Twelve dancers and five live musicians perform the piece. Tausug dances depict the ebb and flow of the ocean waves, the lightness of butterflies, and the playfulness of turtles and fish. Some dances are also regal for their fluid, yet disciplined forms of outwardly curved hands, subtle head and shoulder gestures, and serene, meditative gazes. A maiden ready for marriage performs the "Pangalay," a classic Tausug dance. Wearing long golden nails called janggay, she emulates the mythical Sarimanok bird, a reincarnation of a goddess who loved a mortal man. After completing the dance, the maiden removes her nails and drops them to the ground, hoping that a man will gather them and claim her for his bride. Kuntaw Silat, akin to Indonesian Silat, and Kali martial arts will be performed in battle scenes between the Tausugs and the Americans. Accompanying the dances are traditional chants and music, played on instruments such as the xylophone-like gabang, made of acacia and bamboo, and the kulintang, a horizontally laid set of 8 bronze kettle gongs, and various other gongs and bamboo-based instruments.

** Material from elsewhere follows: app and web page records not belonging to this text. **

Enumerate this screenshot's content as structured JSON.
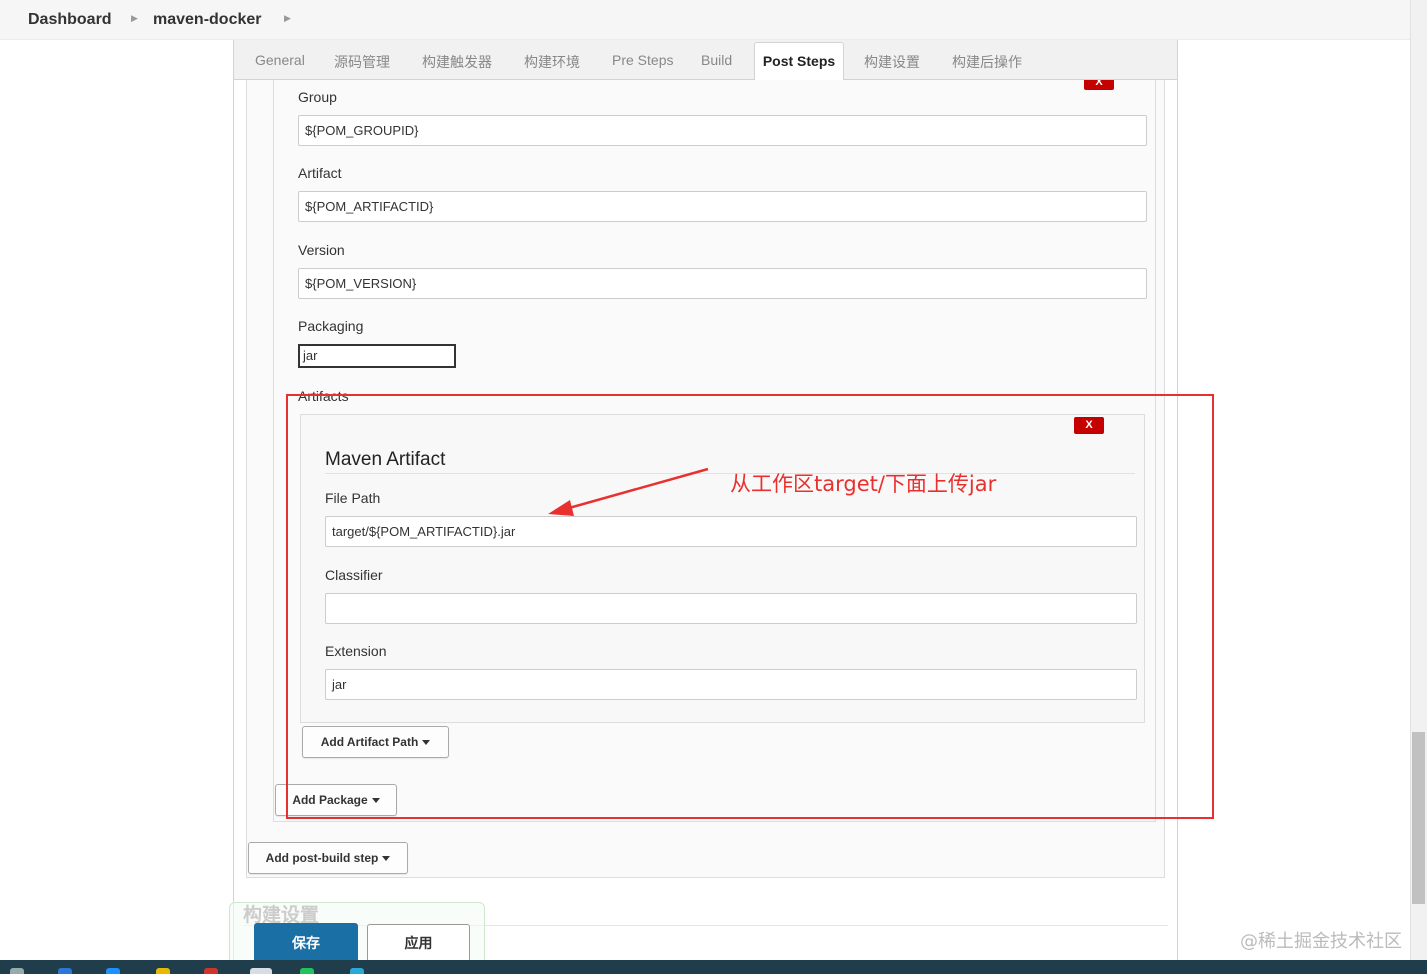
{
  "breadcrumb": {
    "items": [
      "Dashboard",
      "maven-docker"
    ]
  },
  "tabs": [
    "General",
    "源码管理",
    "构建触发器",
    "构建环境",
    "Pre Steps",
    "Build",
    "Post Steps",
    "构建设置",
    "构建后操作"
  ],
  "active_tab": "Post Steps",
  "package": {
    "group_label": "Group",
    "group_value": "${POM_GROUPID}",
    "artifact_label": "Artifact",
    "artifact_value": "${POM_ARTIFACTID}",
    "version_label": "Version",
    "version_value": "${POM_VERSION}",
    "packaging_label": "Packaging",
    "packaging_value": "jar",
    "artifacts_label": "Artifacts",
    "delete_label": "X"
  },
  "maven_artifact": {
    "title": "Maven Artifact",
    "delete_label": "X",
    "file_path_label": "File Path",
    "file_path_value": "target/${POM_ARTIFACTID}.jar",
    "classifier_label": "Classifier",
    "classifier_value": "",
    "extension_label": "Extension",
    "extension_value": "jar"
  },
  "buttons": {
    "add_artifact_path": "Add Artifact Path",
    "add_package": "Add Package",
    "add_post_build_step": "Add post-build step",
    "save": "保存",
    "apply": "应用"
  },
  "section_heading": "构建设置",
  "annotation": {
    "text": "从工作区target/下面上传jar",
    "color": "#e8312f"
  },
  "watermark": "@稀土掘金技术社区",
  "colors": {
    "save": "#1a6fa5",
    "delete": "#c50000",
    "annotation": "#e8312f"
  }
}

There will be no performance on Thursday, November 25th (Thanksgiving) and no 7:30pm performance on Sunday, November 28th.
For group sales (10 or more), call 212-254-6468.